The Ultimate Guide to Pursuing a Career in Law Enforcement

Law enforcement is one of the noblest and most respected professions in the world. It involves protecting the society from crimes, enforcing the law, and maintaining peace and order. The job of a law enforcement officer is not only rewarding and fulfilling but also challenging, demanding, and risky. If you have a passion for serving the community, upholding justice, and making a difference in people’s lives, pursuing a career in law enforcement might be the right choice for you. However, entering the field of law enforcement requires extensive preparation, education, and training. In this guide, we will discuss everything you need to know about starting and succeeding in a law enforcement career.

1. Know the Different Types of Law Enforcement Agencies

Before you start applying for law enforcement jobs, it’s essential to understand the different types of law enforcement agencies, their roles, and functions. Law enforcement agencies can be categorized into local, state, and federal levels. Local law enforcement agencies include city police departments, county sheriffs’ offices, and municipal police forces. State law enforcement agencies comprise highway patrols, state police forces, and state bureau of investigation. Federal law enforcement agencies are responsible for enforcing federal laws and include the FBI, ATF, DEA, US Marshals, and Secret Service. Understanding the differences between these agencies can help you decide which agency is right for you.

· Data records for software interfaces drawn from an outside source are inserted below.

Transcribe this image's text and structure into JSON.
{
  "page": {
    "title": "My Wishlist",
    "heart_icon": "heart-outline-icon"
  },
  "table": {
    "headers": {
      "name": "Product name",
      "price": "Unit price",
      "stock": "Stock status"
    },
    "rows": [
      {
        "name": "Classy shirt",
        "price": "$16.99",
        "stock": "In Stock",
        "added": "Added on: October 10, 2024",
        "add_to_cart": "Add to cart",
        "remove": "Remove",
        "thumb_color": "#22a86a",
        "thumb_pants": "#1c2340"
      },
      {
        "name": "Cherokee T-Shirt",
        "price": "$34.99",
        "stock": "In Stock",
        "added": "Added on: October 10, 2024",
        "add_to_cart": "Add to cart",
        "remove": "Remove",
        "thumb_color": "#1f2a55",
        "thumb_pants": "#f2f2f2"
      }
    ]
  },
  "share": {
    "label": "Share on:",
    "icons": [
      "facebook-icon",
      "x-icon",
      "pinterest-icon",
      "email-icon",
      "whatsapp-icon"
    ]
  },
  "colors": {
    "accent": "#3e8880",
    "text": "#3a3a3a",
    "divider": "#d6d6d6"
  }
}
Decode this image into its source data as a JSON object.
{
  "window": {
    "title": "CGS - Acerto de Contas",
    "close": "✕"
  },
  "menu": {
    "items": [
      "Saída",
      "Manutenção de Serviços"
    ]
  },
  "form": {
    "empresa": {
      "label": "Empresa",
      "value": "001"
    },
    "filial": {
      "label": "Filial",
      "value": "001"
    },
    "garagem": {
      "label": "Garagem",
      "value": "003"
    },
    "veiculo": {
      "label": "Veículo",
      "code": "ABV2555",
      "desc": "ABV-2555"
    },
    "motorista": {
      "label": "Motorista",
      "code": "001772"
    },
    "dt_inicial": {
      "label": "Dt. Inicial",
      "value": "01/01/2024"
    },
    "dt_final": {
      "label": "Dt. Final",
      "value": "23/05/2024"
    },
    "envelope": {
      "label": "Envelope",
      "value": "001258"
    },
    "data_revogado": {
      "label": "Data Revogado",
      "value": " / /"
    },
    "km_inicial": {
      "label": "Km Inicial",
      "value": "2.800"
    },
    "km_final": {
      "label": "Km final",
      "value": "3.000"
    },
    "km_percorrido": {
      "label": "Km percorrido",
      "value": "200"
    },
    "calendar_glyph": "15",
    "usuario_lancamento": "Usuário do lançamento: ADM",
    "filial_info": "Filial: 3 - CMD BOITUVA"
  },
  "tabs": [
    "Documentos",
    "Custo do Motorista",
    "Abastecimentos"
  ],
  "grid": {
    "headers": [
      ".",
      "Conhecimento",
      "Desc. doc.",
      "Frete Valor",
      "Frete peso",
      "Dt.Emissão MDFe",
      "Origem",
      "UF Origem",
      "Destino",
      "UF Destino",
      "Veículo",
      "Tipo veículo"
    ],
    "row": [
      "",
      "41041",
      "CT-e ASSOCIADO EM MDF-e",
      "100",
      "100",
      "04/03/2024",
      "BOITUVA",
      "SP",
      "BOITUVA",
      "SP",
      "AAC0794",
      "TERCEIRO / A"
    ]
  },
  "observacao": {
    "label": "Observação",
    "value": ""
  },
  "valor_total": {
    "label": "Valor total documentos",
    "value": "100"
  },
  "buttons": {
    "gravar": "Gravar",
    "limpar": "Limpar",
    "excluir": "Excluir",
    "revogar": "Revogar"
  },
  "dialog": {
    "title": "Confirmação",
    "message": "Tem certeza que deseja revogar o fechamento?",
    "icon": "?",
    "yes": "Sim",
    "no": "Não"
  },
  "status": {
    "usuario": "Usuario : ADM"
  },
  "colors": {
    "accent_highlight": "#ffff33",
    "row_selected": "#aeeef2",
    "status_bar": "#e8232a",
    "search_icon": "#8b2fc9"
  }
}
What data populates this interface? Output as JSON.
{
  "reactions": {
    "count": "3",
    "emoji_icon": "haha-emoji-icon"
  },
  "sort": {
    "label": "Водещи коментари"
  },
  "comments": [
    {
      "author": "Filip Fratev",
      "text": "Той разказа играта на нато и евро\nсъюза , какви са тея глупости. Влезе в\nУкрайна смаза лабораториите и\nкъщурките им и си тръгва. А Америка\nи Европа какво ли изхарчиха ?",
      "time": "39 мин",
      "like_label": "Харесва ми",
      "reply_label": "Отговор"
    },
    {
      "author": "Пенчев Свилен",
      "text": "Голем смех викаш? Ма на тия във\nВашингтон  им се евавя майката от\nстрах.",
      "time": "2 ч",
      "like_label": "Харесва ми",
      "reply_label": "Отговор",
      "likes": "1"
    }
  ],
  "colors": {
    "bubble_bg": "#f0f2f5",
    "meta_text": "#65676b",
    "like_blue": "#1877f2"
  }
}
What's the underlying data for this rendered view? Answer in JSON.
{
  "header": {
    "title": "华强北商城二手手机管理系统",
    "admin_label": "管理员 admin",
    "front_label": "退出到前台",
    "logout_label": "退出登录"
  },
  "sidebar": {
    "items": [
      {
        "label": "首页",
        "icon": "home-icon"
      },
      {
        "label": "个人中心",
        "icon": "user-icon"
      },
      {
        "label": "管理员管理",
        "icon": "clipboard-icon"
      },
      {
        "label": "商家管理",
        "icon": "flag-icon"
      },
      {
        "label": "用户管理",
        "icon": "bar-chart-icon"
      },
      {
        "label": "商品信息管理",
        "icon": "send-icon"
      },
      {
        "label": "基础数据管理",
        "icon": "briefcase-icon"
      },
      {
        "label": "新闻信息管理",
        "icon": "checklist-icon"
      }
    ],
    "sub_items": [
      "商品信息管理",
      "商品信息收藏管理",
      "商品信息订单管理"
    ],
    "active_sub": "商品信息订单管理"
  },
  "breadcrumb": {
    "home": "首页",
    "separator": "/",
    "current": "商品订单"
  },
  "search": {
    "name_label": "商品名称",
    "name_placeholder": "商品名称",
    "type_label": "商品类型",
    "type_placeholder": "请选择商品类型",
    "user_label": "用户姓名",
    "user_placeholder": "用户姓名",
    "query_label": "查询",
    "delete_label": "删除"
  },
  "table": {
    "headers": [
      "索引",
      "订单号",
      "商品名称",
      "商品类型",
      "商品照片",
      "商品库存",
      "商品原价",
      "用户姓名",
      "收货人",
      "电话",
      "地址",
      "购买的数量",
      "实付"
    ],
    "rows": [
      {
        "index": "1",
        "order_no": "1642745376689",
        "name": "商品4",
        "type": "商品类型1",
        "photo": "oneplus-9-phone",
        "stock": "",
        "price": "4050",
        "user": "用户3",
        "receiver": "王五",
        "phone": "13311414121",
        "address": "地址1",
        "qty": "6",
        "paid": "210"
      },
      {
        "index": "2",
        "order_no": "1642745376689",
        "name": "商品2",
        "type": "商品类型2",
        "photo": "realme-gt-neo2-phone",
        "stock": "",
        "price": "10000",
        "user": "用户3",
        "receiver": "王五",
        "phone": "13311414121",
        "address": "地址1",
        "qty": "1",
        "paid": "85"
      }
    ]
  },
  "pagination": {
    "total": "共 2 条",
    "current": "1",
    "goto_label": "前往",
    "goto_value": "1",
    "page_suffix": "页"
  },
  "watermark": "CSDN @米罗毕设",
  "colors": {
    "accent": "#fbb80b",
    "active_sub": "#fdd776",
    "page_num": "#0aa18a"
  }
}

2. Meet the Basic Requirements

To become a law enforcement officer, you must meet certain requirements. These requirements may vary depending on the agency and level of jurisdiction. Typically, you must be a US citizen, at least 21 years old, have a clean criminal record, possess a valid driver’s license, and meet physical fitness standards. You must also have a high school diploma or equivalent degree, and in many cases, a college degree is preferred. Additionally, you may need to pass a written exam, physical agility test, and background investigation.

3. Obtain Training and Education

Getting proper education and training is crucial to becoming a law enforcement officer. Most agencies require candidates to complete a rigorous training program at a law enforcement academy. This training typically takes six months to a year and covers topics such as criminal law, firearm safety, defensive tactics, and emergency response. Some agencies may also require you to have college education or specialized training in areas such as forensics, community policing, or cybersecurity.

4. Prepare for the Hiring Process

The hiring process for law enforcement positions is typically rigorous and competitive. To increase your chances of getting hired, you should prepare yourself thoroughly. This may include researching the agency you are applying to, polishing your resume and cover letter, practicing your interview skills, and getting physically fit. You should also make sure you have all the required documents and certifications in hand.

5. Choose a Specialization

There are numerous specializations within the law enforcement field, allowing you to focus your skills and expertise in specific areas. Some of the most common specializations include patrol officers, detectives, correctional officers, crime scene investigators, and federal agents. Before choosing a specialization, consider your interests, skills, and goals.

6. Continue Your Education and Training

Law enforcement is a constantly evolving field, and it’s crucial to stay current with the latest developments and technologies. You should consider pursuing advanced education and training programs to enhance your knowledge and skills. This may include a Bachelor’s or Master’s degree in criminal justice, specialized certifications, or attending workshops and conferences.

7. Develop Strong Soft Skills

Soft skills such as communication, problem-solving, teamwork, and leadership, are critical to succeeding in the law enforcement field. Law enforcement officers need to interact with people from diverse backgrounds, diffuse tense situations, and make split-second decisions. Therefore, developing strong soft skills can help you navigate the challenges of the job.

In conclusion, pursuing a career in law enforcement is a noble and rewarding journey that requires dedication, preparation, and continuous learning. By following this ultimate guide, you can set yourself up for success and make a significant impact in your community. Remember that a career in law enforcement is not just a job but a lifelong commitment to serving and protecting others.